Jarrad proud to be a volunteer firefighter

Published on LEUT Gary McHugh (author), CPOIS Damian Pawlenko (photographer)

Leading Seaman Maritime Logistics-Supply Chain Jarrad Tierney with some of his fire-fighting uniform at Fleet Base West in Western Australia. Leading Seaman Tierney has been a volunteer fire fighter since 1994 and is a member of the State Wide Operational Response Division. (photo: CPOIS Damian Pawlenko)
Leading Seaman Maritime Logistics-Supply Chain Jarrad Tierney with some of his fire-fighting uniform at Fleet Base West in Western Australia. Leading Seaman Tierney has been a volunteer fire fighter since 1994 and is a member of the State Wide Operational Response Division.

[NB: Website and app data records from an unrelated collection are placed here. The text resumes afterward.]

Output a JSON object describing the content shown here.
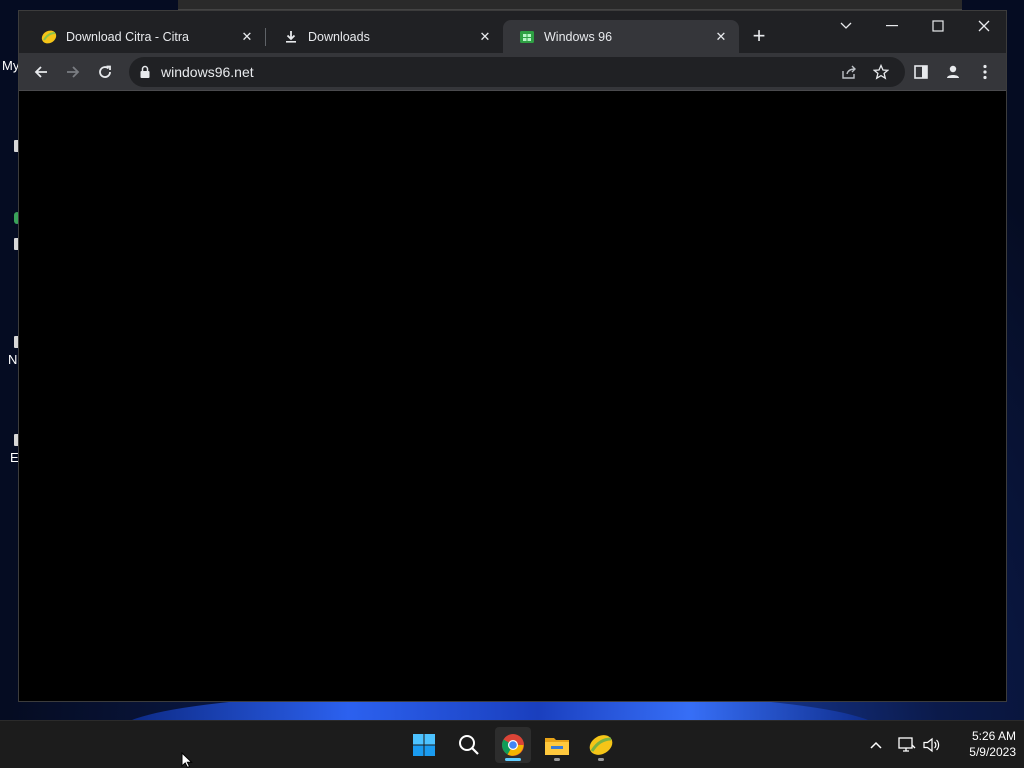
{
  "desktop": {
    "labels": [
      "My",
      "N",
      "E"
    ]
  },
  "browser": {
    "tabs": [
      {
        "title": "Download Citra - Citra",
        "icon": "citra-icon",
        "close": "✕"
      },
      {
        "title": "Downloads",
        "icon": "download-icon",
        "close": "✕"
      },
      {
        "title": "Windows 96",
        "icon": "windows96-icon",
        "close": "✕",
        "active": true
      }
    ],
    "new_tab_label": "+",
    "address": "windows96.net"
  },
  "taskbar": {
    "apps": [
      {
        "name": "start",
        "icon": "windows-start-icon"
      },
      {
        "name": "search",
        "icon": "search-icon"
      },
      {
        "name": "chrome",
        "icon": "chrome-icon",
        "active": true
      },
      {
        "name": "file-explorer",
        "icon": "folder-icon",
        "running": true
      },
      {
        "name": "citra",
        "icon": "citra-icon",
        "running": true
      }
    ],
    "clock": {
      "time": "5:26 AM",
      "date": "5/9/2023"
    }
  },
  "colors": {
    "accent": "#60cdff",
    "browser_frame": "#202124",
    "toolbar": "#35363a",
    "taskbar": "#1c1c1c"
  }
}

When more than 100 devastating bushfires were ravaging large parts of Queensland in December last year, one of those risking their lives to fight them was a logistics sailor from HMAS Stirling.
 
Leading Seaman Maritime Logistics – Supply Chain Jarrad Tierney has been a volunteer firefighter since 1994, and is currently a member of the State Wide Operational Response Division.
 
During his time as a volunteer, Leading Seaman Tierney has battled dozens of bushfires, but he said the Queensland fires were particularly challenging because of the vast areas affected.
 
“We were operating in the areas of Mackay, Agnes Water, Captain Creek and Deepwater as part of the Western Australian Task Force,” he said.
 
“Our main job was to help locals and other interstate teams who were fighting the fires.
 
“Luckily, in Mackay a cyclone to the east bought some much-needed rain and that helped us bring the fires there under control, but we were then deployed to Captain Creek where uncontrolled fires were raging.”
 
Over the five days that Leading Seaman Tierney was in Queensland, the Western Australia contingent travelled more than 2500km across the State.
 
“We travelled as a taskforce in 12 brand new fire trucks that were brought out of the factory when the Queensland Government declared a state-of-emergency,” he said.
 
“Once the majority of the fires were brought under control our team flew back to Perth and we returned to our ‘day jobs’.”
 
Leading Seaman Tierney said he was extremely proud of his voluntary service and appreciated Navy allowing him to work with the fire service in times of emergency.
 
“The Navy has given me the opportunity to be involved in providing a valuable community service and my supervisors have been very understanding when I have needed time off to fulfil my volunteer fire fighter commitments,” he said.
 
Leading Seaman Tierney said he feels privileged to be a volunteer and encouraged other Navy members to step forward to lend a hand.